  The lawsuit seeks US$10 billion in damages and a court order to force the companies named in the lawsuit – including Smith & Wesson, Colt, Glock, Beretta, and Ruger – to change the way they do business. In January, a federal appeals court in Boston decided that the industry’s immunity shield, which so far has protected gun-makers from civil liability, does not apply to Mexico’s lawsuit.

Sunday, February 18, 2024

2023’s billion-dollar disasters list shattered the US record with 28 big weather and climate disasters amid Earth’s hottest year on record

  National weather analysts released their 2023 “billion-dollar disasters list” on Jan. 9, just as 2024 was getting off to a ferocious start. A blizzard was sweeping across across the Plains and Midwest, and the South and East faced flood risks from extreme downpours.

  The U.S. set an unwelcome record for weather and climate disasters in 2023, with 28 disasters that exceeded more than US$1 billion in damage each.

Saturday, February 17, 2024

With higher fees and more ads, streaming services like Netflix, Disney+ and Hulu are cashing in by using the old tactics of cable TV

  There’s one thing that television viewers can count on in 2024: higher fees and more commercials.

  The major streaming services – Amazon, Netflix, Hulu, Disney+, and Max – have all announced rate hikes and new advertising policies.

Friday, February 16, 2024

George Gershwin’s ‘Rhapsody in Blue’ is a story of jazz, race and the fraught notion of America’s melting pot

  February 12, 1924 was a frigid day in New York City. But that didn’t stop an intrepid group of concertgoers from gathering in midtown Manhattan’s Aeolian Hall for “An Experiment in Modern Music.” The organizer, bandleader Paul Whiteman, wanted to show how jazz and classical music could come together. So he commissioned a new work by a 25-year-old Jewish-American upstart named George Gershwin.

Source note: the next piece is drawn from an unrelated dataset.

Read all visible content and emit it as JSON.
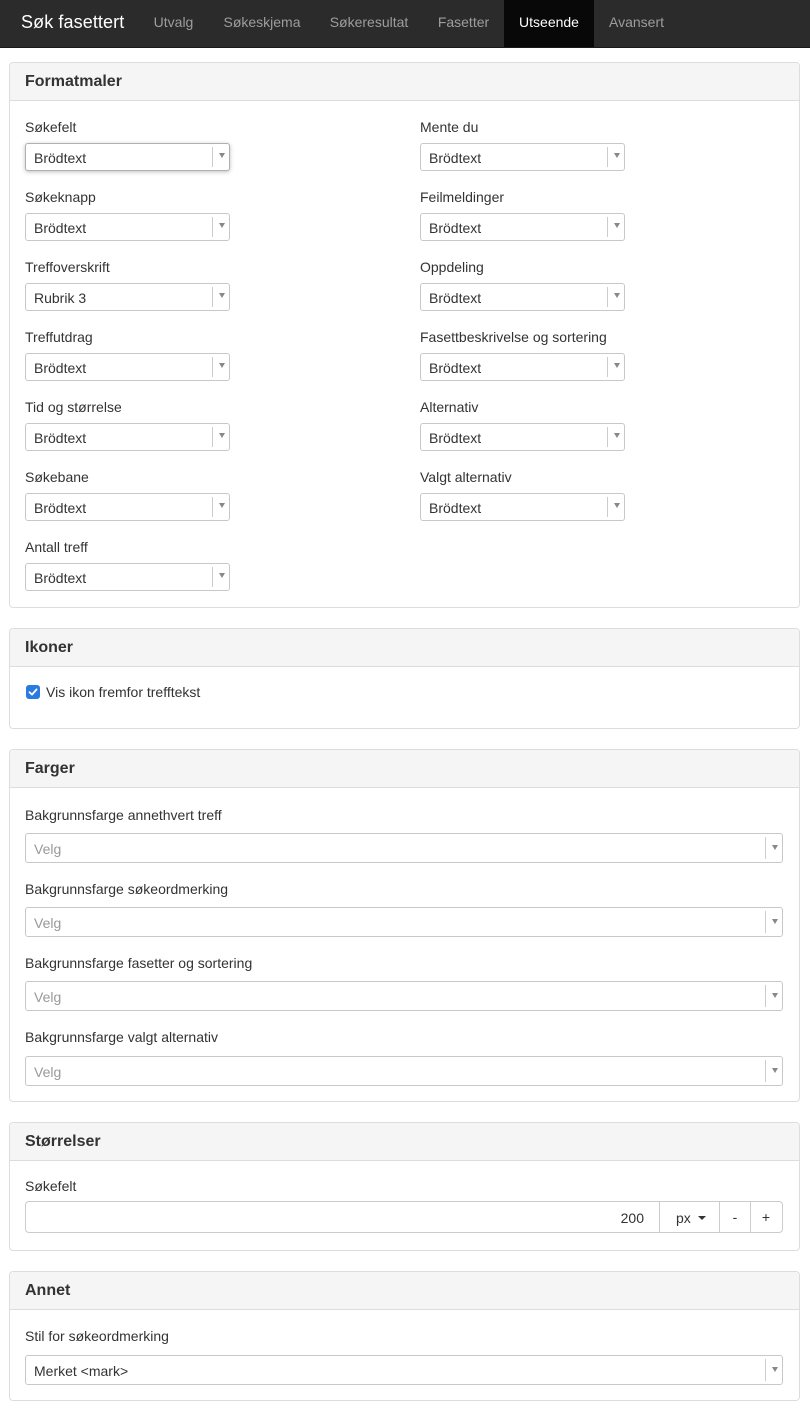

  Gershwin’s contribution to the program, “Rhapsody in Blue,” would go on to exceed anyone’s wildest expectations, becoming one of the best-known works of the 20th century. Beyond the concert hall, it would appear in iconic films such as Woody Allen’s “Manhattan” and Disney’s “Fantasia 2000.” It was performed during the opening ceremonies of the 1984 Los Angeles Olympics, and if you ever fly on United Airlines, you’ll hear it playing during the preflight safety videos.